From Fictionalism to Functionalism in State Sovereign Immunity: The Bankruptcy Discharge as Statutory Ex parte Young Relief After Hood

Research output: Contribution to journalArticlepeer-review


In Tennessee Student Assistance Corp. v. Hood, the Supreme Court resolved an issue of tremendous significance to the functional efficacy of federal bankruptcy relief, holding that states have no constitutional sovereign immunity in dischargeability (and by implication, general discharge) proceedings in federal bankruptcy court. The Hood Court reasoned "that a proceeding initiated by a debtor to determine the dischargeability of a student loan debt [owing to a State] is not a suit against the State for purposes of the Eleventh Amendment['s]" embodiment of states' constitutional sovereign immunity from suit, because "the bankruptcy court has in rem jurisdiction over the matter." Likewise, the Court opined that "States, whether or not they choose to participate in the proceeding, are bound by a bankruptcy court's discharge order no less than other creditors," as "the exercise of its in rem jurisdiction to discharge a debt does not infringe state sovereignty."

The holding in Hood is a very limited one, by virtue of both the Court's express directions and the logic of the Court's opinion, which (as the Court itself implicitly acknowledged) cannot sensibly extend even to all aspects of the discharge of state claims. Most significantly, Hood's in rem exception to state sovereign immunity in bankruptcy will not countenance enforcement of the discharge injunction against states. Indeed, without an enforceable discharge injunction, the Hood decision is virtually meaningless — which is where Ex parte Young comes into play.

The Ex parte Young corollary to states' constitutional sovereign immunity permits a federal court to award prospective declaratory and injunctive relief against state officials in their official capacities (irrespective of the immunity of the state itself from such relief), ordering the state officials to conform their future conduct to the requirements of federal law. In an earlier article, I advanced a very simple and (in retrospect) obvious, yet largely overlooked proposition: a federal bankruptcy court's discharge order, in and of itself, is a permissible Ex parte Young order. A general discharge order, as well as any individualized dischargeability determination, is a declaratory and injunctive decree that directly restrains state officials from any future collection efforts on behalf of a state that would contravene federal bankruptcy law. A state official that knowingly violates a debtor's bankruptcy discharge, therefore, has violated a valid Ex parte Young injunction and is subject to the contempt sanctions of the federal bankruptcy court from which the discharge order issued.

Hood's use of principles of in rem jurisdiction to justify discharge and dischargeability determinations is an exercise in forced, formalistic, fictional reasoning that bears only the most tenuous (and in the case of dischargeability determinations, no meaningful) relationship to the jurisdictional principles invoked.
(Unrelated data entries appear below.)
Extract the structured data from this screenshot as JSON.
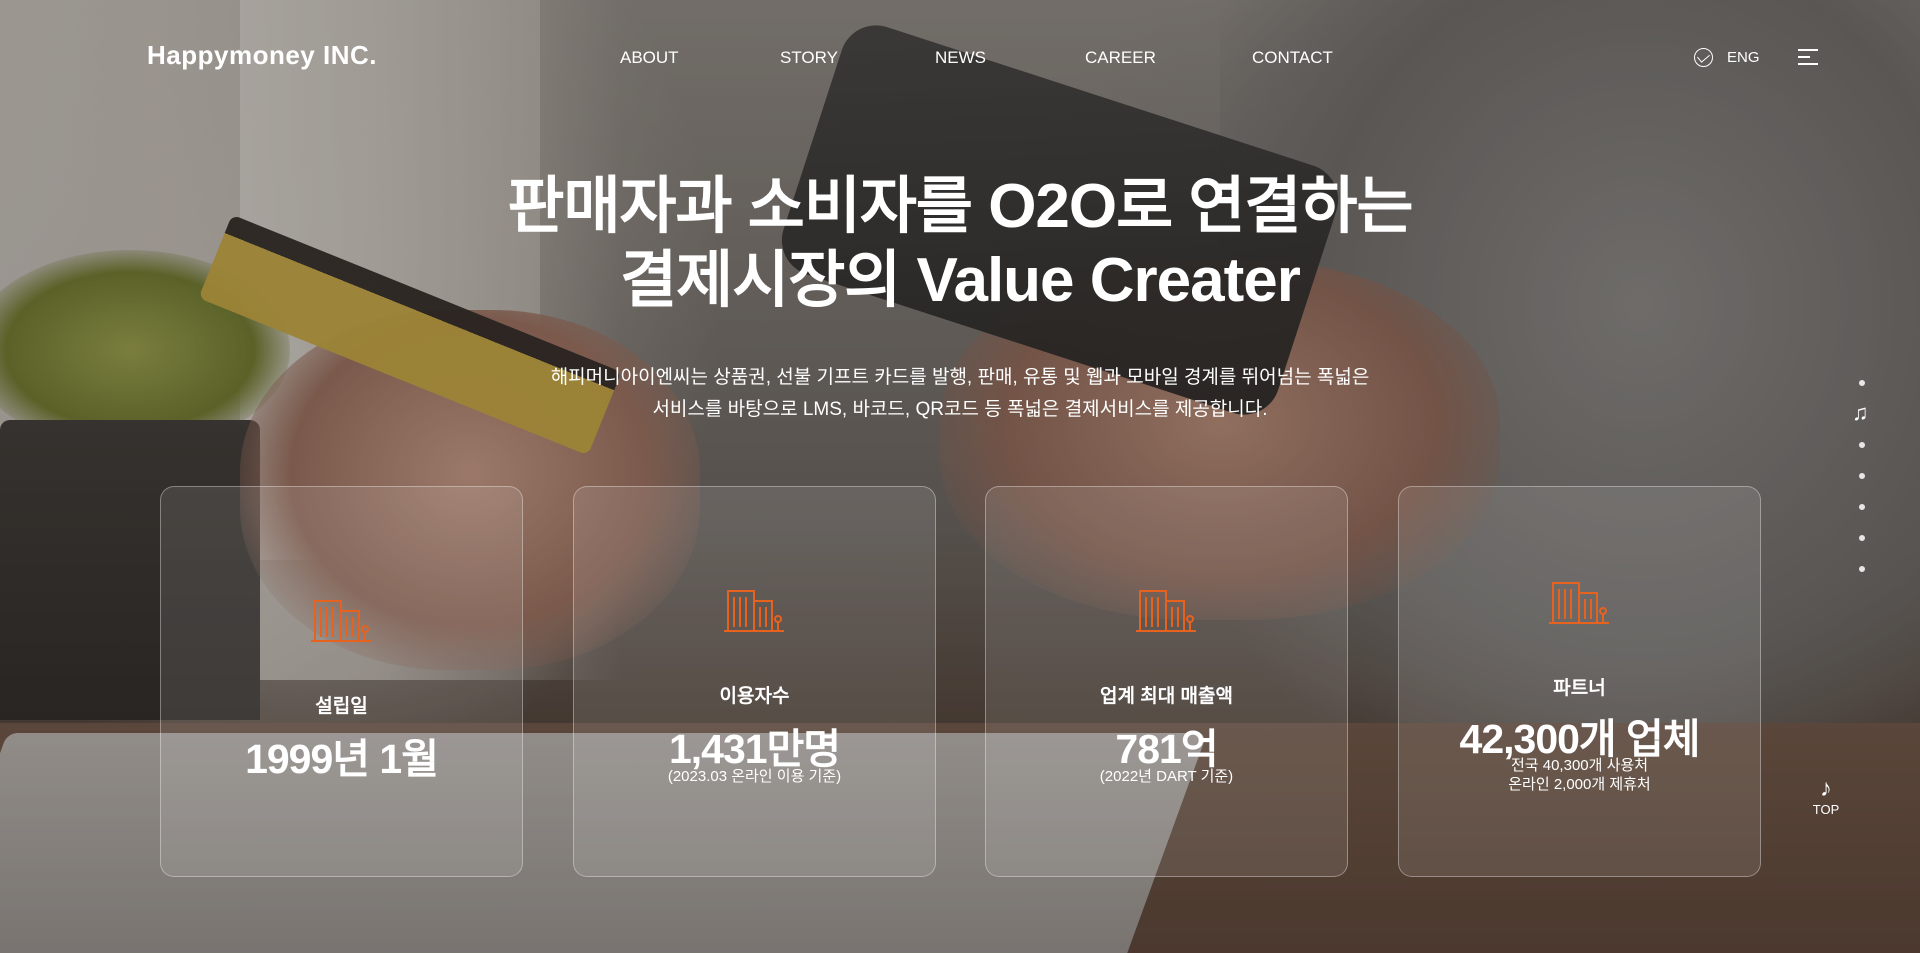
{
  "header": {
    "logo": "Happymoney INC.",
    "nav": [
      "ABOUT",
      "STORY",
      "NEWS",
      "CAREER",
      "CONTACT"
    ],
    "lang": "ENG"
  },
  "hero": {
    "title_line1": "판매자과 소비자를 O2O로 연결하는",
    "title_line2": "결제시장의 Value Creater",
    "desc_line1": "해피머니아이엔씨는 상품권, 선불 기프트 카드를 발행, 판매, 유통 및 웹과 모바일 경계를 뛰어넘는 폭넓은",
    "desc_line2": "서비스를 바탕으로 LMS, 바코드, QR코드 등 폭넓은 결제서비스를 제공합니다."
  },
  "stats": [
    {
      "label": "설립일",
      "value": "1999년 1월"
    },
    {
      "label": "이용자수",
      "value": "1,431만명",
      "note": "(2023.03 온라인 이용 기준)"
    },
    {
      "label": "업계 최대 매출액",
      "value": "781억",
      "note": "(2022년 DART 기준)"
    },
    {
      "label": "파트너",
      "value": "42,300개 업체",
      "note_line1": "전국 40,300개 사용처",
      "note_line2": "온라인 2,000개 제휴처"
    }
  ],
  "side": {
    "top_label": "TOP",
    "note_glyph": "♫",
    "top_glyph": "♪"
  },
  "colors": {
    "accent_orange": "#e8621f",
    "text": "#ffffff"
  },
  "icons": [
    "globe-icon",
    "menu-icon",
    "building-icon",
    "music-note-icon"
  ]
}
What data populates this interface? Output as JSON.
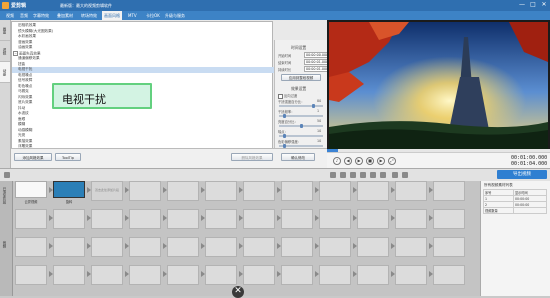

And the relevance of these in rem jurisdictional principles to the state sovereignty concerns embedded in the Eleventh Amendment remains unexplained (by the Court) and, therefore, wholly speculative. The holding in Hood evinces the Court's general desire to preserve a perceived essence of the federal bankruptcy process by exempting it from states' sovereign immunity. The principles of in rem jurisdiction relied upon in Hood, however, are not robust enough to thoroughly assimilate the essence of federal bankruptcy relief. This article, thus, suggests a more fruitful line of pursuit: function, not fiction. The functional inquiry embodied in modern Ex parte Young doctrine fully captures the essence of federal bankruptcy relief and, thus, provides a medium for reconciling effective enforcement of federal bankruptcy law with states' constitutional sovereign immunity that is eminently more principled and coherent than the artificial legal fictions espoused by the Hood Court.

Original languageEnglish (US)
Pages (from-to)59-127
JournalAmerican Bankruptcy Institute Law Review
StatePublished - 2005


  • state sovereign immunity
  • bankruptcy discharge
  • Ex parte Young
  • Tennessee Student Assistance Corp. v. Hood
  • Seminole Tribe v. Florida
  • prospective nonmonetary relief
  • discharge injunction
  • dischargeability determination
  • Pennoyer v. Neff
  • personal jurisdiction
  • Hanover Bank v. Moyses


Dive into the research topics of 'From Fictionalism to Functionalism in State Sovereign Immunity: The Bankruptcy Discharge as Statutory Ex parte Young Relief After Hood'. Together they form a unique fingerprint.

Cite this